- Did you embed your Google Maps on the page?
Structured Data Markup
- Did you add a Schema markup for all relevant pages? (use a tool or plugin to help you implement this)
- Did you generate an XML sitemap for your site?
- Is your site loading faster than four seconds?
- Is it responsive, i.e. does it adjust to the screen size of the visitor’s device?
- Did you create a verified Google My Business listing for your business?
- Did you sign up for a Google Analytics account for your site so you can track its performance?
- Did you sign up for a Google Search Console account for your site to gather relevant SEO data?
- Are you practicing white hat link building tactics and strategies for your site?
- Are you acquiring dofollow links instead of nofollow?
- Are you getting links from local websites?
Directories and Citation
- Did you list your site on the most relevant business directories like Bing and Yelp?
- Did you sign up your site on niche-specific directories relevant to your business? Refer to this list and comb through each site.
- Did you sign up for citations on different and relevant online channels in your vicinity? You can start here.
Basically, if you answer a resounding “YES” on all the questions above, then your site is optimized for local search!
However, the work is not done yet.
You still need to implement some factors like link and citation building continuously to outrank your competitors.
As mentioned earlier, you can hire us to do your local SEO backlinks.
Instead of doing it yourself, you can rest easy and focus on other aspects of your business while we take care of ranking your site higher for your target keywords.
Regardless, local SEO is a constant battle.
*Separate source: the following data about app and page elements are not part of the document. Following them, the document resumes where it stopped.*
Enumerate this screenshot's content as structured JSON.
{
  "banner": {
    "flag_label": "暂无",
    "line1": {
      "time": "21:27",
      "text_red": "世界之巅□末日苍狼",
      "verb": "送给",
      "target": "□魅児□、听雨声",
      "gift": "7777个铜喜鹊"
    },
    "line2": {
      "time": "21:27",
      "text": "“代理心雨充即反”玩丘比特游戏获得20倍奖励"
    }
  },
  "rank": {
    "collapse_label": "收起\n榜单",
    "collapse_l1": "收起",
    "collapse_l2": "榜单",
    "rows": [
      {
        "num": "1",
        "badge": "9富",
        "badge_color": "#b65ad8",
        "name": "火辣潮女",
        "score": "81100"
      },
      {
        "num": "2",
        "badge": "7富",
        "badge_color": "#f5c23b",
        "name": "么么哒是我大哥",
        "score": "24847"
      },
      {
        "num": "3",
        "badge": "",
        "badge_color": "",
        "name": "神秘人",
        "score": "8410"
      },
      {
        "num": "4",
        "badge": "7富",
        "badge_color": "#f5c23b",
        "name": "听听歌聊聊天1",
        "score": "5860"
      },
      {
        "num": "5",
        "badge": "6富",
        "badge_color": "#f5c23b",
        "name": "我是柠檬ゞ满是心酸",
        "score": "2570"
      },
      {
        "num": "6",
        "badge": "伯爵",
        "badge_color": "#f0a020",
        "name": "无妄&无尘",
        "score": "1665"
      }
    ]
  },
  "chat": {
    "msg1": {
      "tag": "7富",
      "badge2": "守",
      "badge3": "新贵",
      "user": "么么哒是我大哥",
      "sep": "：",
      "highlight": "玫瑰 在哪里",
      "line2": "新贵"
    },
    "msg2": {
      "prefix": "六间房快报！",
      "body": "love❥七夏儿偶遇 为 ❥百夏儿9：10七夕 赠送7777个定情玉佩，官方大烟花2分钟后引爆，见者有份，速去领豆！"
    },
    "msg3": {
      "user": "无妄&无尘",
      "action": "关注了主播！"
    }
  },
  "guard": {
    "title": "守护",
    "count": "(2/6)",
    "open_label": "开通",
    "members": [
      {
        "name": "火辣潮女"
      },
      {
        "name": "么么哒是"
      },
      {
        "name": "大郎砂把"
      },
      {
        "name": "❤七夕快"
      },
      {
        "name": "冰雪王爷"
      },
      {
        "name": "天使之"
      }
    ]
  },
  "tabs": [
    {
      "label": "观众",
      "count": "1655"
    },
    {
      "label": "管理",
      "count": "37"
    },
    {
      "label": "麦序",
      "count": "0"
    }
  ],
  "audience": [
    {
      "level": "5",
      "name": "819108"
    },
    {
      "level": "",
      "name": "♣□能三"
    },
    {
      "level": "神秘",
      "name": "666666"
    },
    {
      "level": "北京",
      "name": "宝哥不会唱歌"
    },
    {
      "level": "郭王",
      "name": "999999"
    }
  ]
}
The best thing you can do right now is to take action of the advice mentioned in this post so you can increase your site’s SEO performance.